There comes a point where I have to just abandon figuring out the tech tweaking and focus on my reason for writing a blog in the first place: to practice writing.

I can sympathize with your desire to know more about people whose work you read, and certainly anyone who wants to be taken seriously should provide context for their content, but I also think that there are people who write only for themselves or for their friends, and I would say most people who care about writing have ambiguous feelings about sharing their work in general.

Also, I don't trust the internet. Some bloggers put their home address and phone number on their site for all to see. Maybe I'm a paranoid cynic, but I'm not about to share that information with the millions of anonymous eyes that have access to it. Perhaps the fact that I've always lived in densely-packed urban areas has shaped me this way. The nature of identity has changed with the internet, and social media continues to evolve the definition and consequences of identity. It's a lot to keep track of.

Tim Dellinger said...

While I enjoy reading (and in some ways agree with) your sentiments here, I'm a bit disappointed that Chuck Cowdery the Historian has overlooked the rich and fascinating history of anonymous and psuedonymous publishing in Old Media. From Poor Richard to Richard Bauchman, wherever the printed word has been found, so too has been found those who for some reason or another conceal their authorship!

Chuck Cowdery said...

Which I think I acknowledged in the first line of my post.

Also, I've never claimed to be a historian. At best I am a history writer.

Jordan Devereaux said...

I use my real name, but don't provide a lot of information on my profile page. I don't have anything that could be considered a proper qualification, just an interest in talking about drinks with other people. Unless you're a company rep, I'm not sure what reasons a blogger is going to have beyond enjoying the process.

Terry Lozoff said...

I've been thinking a lot about this post over the past week, Chuck. And I think you make some absolutely valid points. Especially since a blogger is really more than the words they write on their blog these days. They are a personality around the web - on facebook, twitter, comment threads...

I've kept relative anonymity on my blog drinkinsider over the past year. It had nothing to do with not wanting to share my identity. But, having clients in the alcohol space, i felt it best to keep a line between.

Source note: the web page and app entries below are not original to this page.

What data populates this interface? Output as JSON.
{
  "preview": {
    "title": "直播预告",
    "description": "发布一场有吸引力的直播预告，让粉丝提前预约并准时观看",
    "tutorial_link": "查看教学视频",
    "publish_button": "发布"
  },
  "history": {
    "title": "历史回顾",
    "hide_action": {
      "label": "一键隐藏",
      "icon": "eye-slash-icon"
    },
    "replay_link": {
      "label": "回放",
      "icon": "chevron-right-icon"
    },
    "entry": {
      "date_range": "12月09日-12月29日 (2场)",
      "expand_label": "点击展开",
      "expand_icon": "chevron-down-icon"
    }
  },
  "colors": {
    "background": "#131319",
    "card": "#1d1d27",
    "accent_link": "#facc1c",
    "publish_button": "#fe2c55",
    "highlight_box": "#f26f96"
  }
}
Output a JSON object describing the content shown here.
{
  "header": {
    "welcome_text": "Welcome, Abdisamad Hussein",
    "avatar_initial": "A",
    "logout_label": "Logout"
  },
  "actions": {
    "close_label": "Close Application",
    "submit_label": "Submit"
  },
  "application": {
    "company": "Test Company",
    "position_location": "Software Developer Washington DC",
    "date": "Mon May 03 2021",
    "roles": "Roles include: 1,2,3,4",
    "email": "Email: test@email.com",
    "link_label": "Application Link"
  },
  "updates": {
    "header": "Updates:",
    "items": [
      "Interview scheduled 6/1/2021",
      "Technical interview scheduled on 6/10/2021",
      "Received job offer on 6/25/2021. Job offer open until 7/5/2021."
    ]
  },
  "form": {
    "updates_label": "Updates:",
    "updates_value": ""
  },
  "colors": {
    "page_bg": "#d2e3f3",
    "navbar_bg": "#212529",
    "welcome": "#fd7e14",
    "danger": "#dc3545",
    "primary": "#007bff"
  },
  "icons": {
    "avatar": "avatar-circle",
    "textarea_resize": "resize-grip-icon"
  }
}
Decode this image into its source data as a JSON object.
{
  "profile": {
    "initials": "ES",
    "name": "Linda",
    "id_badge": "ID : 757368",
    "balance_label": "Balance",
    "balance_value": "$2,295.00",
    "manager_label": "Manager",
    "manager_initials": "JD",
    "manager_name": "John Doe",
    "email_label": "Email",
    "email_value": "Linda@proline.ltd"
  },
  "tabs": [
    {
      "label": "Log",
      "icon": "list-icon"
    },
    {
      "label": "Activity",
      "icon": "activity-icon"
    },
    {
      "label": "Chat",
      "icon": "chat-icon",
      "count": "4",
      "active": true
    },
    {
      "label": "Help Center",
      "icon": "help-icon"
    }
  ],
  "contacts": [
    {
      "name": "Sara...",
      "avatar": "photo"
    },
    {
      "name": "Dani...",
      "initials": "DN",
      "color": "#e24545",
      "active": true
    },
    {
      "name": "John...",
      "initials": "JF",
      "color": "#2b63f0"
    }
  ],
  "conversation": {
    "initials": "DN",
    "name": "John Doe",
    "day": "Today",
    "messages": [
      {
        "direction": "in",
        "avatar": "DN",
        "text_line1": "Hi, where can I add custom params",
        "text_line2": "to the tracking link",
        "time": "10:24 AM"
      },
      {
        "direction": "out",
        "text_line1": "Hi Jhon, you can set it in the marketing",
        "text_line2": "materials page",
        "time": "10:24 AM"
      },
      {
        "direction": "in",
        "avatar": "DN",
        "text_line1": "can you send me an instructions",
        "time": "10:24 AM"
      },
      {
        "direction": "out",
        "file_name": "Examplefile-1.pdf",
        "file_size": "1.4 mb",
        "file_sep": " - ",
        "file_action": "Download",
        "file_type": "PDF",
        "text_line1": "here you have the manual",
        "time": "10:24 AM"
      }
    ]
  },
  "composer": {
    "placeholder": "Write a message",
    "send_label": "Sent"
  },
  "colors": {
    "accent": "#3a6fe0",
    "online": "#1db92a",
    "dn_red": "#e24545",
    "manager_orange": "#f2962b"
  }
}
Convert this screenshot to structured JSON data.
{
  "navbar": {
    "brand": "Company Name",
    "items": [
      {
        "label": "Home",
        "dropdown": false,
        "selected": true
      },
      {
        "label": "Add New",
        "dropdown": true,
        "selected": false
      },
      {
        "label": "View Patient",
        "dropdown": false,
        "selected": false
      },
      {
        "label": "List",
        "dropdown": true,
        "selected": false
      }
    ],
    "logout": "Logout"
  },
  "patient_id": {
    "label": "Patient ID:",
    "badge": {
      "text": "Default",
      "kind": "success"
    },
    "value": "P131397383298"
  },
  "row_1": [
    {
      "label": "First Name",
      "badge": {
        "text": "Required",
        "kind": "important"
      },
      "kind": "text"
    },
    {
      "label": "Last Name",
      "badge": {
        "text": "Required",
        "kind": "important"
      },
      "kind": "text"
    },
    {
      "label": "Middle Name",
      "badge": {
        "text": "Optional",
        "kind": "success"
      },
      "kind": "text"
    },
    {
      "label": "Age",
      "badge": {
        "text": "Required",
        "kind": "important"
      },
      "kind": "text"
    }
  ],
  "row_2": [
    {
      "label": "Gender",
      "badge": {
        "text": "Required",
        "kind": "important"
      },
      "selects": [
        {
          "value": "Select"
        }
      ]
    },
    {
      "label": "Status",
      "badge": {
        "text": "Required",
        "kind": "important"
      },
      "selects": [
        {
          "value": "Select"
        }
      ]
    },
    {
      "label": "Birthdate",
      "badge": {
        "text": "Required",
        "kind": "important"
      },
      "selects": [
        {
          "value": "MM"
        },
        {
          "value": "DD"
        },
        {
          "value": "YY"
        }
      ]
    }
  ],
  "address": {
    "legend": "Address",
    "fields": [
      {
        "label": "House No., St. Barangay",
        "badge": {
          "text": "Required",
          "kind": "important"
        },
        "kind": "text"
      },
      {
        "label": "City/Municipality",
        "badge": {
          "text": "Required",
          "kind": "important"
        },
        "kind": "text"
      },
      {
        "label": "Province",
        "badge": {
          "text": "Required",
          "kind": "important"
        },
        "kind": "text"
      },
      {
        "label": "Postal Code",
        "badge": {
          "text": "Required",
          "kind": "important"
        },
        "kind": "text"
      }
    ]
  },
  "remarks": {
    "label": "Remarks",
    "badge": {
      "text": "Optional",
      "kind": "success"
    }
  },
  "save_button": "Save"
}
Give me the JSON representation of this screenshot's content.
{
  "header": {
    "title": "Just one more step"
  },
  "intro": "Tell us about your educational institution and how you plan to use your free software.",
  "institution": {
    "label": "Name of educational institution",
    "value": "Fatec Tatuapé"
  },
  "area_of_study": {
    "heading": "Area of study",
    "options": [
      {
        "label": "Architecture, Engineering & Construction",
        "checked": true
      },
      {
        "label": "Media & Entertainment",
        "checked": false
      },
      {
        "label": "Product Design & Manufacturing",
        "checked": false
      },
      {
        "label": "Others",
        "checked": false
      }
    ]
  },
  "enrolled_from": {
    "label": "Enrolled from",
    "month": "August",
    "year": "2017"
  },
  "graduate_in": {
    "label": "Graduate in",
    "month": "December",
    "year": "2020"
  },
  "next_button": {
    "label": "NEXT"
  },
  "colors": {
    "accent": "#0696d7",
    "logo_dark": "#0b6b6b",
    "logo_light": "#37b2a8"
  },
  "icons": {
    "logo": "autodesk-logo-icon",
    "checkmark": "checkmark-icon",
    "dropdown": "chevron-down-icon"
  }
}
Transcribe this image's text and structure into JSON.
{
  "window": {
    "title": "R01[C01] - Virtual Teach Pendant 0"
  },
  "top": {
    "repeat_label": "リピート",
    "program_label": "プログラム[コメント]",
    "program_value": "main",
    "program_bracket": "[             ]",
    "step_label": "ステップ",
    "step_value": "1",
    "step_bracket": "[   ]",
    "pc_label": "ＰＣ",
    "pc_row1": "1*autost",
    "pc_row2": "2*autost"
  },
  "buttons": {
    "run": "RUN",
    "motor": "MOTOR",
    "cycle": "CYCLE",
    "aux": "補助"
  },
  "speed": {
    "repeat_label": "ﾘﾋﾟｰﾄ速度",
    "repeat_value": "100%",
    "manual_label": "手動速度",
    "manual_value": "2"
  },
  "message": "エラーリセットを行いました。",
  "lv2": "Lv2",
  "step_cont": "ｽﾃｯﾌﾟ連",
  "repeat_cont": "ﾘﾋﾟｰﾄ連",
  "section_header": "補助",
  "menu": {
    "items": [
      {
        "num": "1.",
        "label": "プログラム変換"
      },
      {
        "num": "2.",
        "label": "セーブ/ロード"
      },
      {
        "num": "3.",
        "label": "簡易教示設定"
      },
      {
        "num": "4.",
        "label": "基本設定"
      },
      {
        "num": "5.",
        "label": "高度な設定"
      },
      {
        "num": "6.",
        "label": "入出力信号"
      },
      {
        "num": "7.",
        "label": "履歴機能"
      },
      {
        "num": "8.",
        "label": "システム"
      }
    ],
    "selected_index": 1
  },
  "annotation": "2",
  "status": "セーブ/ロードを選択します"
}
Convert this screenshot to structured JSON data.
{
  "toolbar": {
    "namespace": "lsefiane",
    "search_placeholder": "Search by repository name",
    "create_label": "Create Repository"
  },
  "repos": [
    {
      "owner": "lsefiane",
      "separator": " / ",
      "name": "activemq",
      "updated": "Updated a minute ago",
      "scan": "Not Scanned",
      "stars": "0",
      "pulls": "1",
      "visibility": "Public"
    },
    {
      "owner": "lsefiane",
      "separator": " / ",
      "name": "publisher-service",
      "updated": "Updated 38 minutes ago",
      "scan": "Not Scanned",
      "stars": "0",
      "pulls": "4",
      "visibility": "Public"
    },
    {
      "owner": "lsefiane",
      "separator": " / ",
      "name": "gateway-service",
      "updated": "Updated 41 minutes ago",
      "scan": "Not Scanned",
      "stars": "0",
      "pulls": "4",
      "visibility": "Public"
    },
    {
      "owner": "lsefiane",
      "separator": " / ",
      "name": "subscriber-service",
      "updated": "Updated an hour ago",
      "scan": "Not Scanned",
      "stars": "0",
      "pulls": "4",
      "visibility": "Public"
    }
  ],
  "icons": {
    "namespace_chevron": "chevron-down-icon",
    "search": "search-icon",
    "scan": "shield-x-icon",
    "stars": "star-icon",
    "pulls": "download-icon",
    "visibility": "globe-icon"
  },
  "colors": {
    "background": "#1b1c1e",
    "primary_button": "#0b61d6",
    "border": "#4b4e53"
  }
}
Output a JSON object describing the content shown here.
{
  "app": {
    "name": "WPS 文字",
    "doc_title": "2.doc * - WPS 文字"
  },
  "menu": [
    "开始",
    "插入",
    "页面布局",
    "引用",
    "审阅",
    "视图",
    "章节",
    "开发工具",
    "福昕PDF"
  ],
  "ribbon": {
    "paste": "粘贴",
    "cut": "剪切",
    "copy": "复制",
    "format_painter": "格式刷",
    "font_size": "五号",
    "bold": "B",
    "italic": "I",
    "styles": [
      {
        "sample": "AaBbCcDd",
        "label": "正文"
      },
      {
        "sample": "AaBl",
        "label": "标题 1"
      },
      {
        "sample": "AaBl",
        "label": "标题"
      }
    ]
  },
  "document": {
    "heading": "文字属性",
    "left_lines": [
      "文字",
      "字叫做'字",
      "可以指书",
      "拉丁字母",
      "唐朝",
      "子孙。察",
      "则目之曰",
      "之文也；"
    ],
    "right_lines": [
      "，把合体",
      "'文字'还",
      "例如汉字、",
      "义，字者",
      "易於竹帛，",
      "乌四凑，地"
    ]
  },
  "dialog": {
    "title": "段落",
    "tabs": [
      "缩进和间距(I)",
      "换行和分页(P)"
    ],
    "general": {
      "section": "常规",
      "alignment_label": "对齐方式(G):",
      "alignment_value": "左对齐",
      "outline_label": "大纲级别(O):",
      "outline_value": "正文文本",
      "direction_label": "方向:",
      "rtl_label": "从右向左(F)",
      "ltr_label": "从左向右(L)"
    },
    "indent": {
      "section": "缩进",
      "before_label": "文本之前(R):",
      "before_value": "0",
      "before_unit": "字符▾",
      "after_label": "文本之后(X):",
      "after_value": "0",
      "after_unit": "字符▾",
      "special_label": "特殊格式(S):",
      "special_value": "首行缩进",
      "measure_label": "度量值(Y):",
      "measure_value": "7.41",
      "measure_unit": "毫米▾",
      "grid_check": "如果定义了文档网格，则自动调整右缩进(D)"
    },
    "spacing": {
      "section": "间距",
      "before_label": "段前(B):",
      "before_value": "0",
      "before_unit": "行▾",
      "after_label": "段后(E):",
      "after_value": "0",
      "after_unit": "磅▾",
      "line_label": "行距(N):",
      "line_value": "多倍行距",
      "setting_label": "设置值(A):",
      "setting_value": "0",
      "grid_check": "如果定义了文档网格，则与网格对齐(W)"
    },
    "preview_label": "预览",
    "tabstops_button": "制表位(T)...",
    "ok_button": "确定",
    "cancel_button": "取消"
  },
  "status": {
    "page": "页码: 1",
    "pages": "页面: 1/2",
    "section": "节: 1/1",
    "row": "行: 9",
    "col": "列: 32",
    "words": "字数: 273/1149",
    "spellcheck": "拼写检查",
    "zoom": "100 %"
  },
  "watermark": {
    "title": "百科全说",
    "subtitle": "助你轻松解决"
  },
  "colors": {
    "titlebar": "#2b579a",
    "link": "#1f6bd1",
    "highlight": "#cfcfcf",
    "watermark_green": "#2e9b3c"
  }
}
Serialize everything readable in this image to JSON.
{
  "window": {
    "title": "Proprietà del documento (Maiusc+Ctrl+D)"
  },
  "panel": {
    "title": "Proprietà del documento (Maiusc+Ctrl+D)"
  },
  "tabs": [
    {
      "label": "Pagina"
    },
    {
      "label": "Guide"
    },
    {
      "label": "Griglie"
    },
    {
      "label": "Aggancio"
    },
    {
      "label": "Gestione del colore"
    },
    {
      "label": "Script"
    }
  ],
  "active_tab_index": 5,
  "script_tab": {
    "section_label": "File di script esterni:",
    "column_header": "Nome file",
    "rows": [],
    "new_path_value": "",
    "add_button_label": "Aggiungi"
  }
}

But, the more i thought about it the more i agreed with you. time to put the money where the mouth is. needless to say, i re-wrote my about section.

Jason Debly said...

I write a whisky blog ("Jason's Scotch Whisky Reviews") and I decided from the beginning to disclose my identity. Why? Not really sure. Just thought that was part of the appeal of the blog, an ordinary person posting reviews of whisky along with musings.

It has a downside though. I was threatened with a lawsuit at one point by a multinational drinks company. They didn't take offense with what I wrote, but rather a comment from a reader.

Anyway, I think people should explain who they are.

Cheers!

Jason

PS. Had some Sazerac Rye for the first time, and it was very, very nice.